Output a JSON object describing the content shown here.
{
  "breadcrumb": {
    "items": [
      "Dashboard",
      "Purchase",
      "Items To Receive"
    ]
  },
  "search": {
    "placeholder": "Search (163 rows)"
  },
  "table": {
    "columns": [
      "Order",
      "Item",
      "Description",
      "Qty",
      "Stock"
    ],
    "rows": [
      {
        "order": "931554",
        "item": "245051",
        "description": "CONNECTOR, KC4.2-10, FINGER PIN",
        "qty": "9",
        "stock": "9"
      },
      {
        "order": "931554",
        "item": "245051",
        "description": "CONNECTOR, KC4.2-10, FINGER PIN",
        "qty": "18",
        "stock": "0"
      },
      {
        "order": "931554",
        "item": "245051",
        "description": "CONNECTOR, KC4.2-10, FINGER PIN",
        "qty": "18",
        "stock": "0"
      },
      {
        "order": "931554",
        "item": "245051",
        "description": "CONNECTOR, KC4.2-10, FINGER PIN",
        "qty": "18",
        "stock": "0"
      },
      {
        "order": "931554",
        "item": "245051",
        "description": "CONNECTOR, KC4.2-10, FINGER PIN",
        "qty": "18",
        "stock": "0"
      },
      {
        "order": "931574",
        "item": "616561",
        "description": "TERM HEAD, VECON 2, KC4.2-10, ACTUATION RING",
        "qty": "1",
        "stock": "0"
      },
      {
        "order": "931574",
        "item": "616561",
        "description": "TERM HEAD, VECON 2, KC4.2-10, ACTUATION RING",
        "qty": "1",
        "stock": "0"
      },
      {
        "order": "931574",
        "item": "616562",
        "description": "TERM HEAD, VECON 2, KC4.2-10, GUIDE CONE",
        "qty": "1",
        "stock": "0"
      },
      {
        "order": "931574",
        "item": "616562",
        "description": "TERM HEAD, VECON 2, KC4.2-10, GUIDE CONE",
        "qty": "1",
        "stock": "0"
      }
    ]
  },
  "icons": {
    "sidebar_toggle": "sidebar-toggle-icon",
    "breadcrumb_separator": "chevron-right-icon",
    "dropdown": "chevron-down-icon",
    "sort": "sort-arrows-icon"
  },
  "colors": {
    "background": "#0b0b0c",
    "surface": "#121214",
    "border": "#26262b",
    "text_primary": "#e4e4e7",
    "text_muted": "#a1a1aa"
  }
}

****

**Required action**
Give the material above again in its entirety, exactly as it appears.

**Written response**
Output a JSON object describing the content shown here.
{
  "breadcrumb": {
    "items": [
      "Dashboard",
      "Purchase",
      "Items To Receive"
    ]
  },
  "search": {
    "placeholder": "Search (163 rows)"
  },
  "table": {
    "columns": [
      "Order",
      "Item",
      "Description",
      "Qty",
      "Stock"
    ],
    "rows": [
      {
        "order": "931554",
        "item": "245051",
        "description": "CONNECTOR, KC4.2-10, FINGER PIN",
        "qty": "9",
        "stock": "9"
      },
      {
        "order": "931554",
        "item": "245051",
        "description": "CONNECTOR, KC4.2-10, FINGER PIN",
        "qty": "18",
        "stock": "0"
      },
      {
        "order": "931554",
        "item": "245051",
        "description": "CONNECTOR, KC4.2-10, FINGER PIN",
        "qty": "18",
        "stock": "0"
      },
      {
        "order": "931554",
        "item": "245051",
        "description": "CONNECTOR, KC4.2-10, FINGER PIN",
        "qty": "18",
        "stock": "0"
      },
      {
        "order": "931554",
        "item": "245051",
        "description": "CONNECTOR, KC4.2-10, FINGER PIN",
        "qty": "18",
        "stock": "0"
      },
      {
        "order": "931574",
        "item": "616561",
        "description": "TERM HEAD, VECON 2, KC4.2-10, ACTUATION RING",
        "qty": "1",
        "stock": "0"
      },
      {
        "order": "931574",
        "item": "616561",
        "description": "TERM HEAD, VECON 2, KC4.2-10, ACTUATION RING",
        "qty": "1",
        "stock": "0"
      },
      {
        "order": "931574",
        "item": "616562",
        "description": "TERM HEAD, VECON 2, KC4.2-10, GUIDE CONE",
        "qty": "1",
        "stock": "0"
      },
      {
        "order": "931574",
        "item": "616562",
        "description": "TERM HEAD, VECON 2, KC4.2-10, GUIDE CONE",
        "qty": "1",
        "stock": "0"
      }
    ]
  },
  "icons": {
    "sidebar_toggle": "sidebar-toggle-icon",
    "breadcrumb_separator": "chevron-right-icon",
    "dropdown": "chevron-down-icon",
    "sort": "sort-arrows-icon"
  },
  "colors": {
    "background": "#0b0b0c",
    "surface": "#121214",
    "border": "#26262b",
    "text_primary": "#e4e4e7",
    "text_muted": "#a1a1aa"
  }
}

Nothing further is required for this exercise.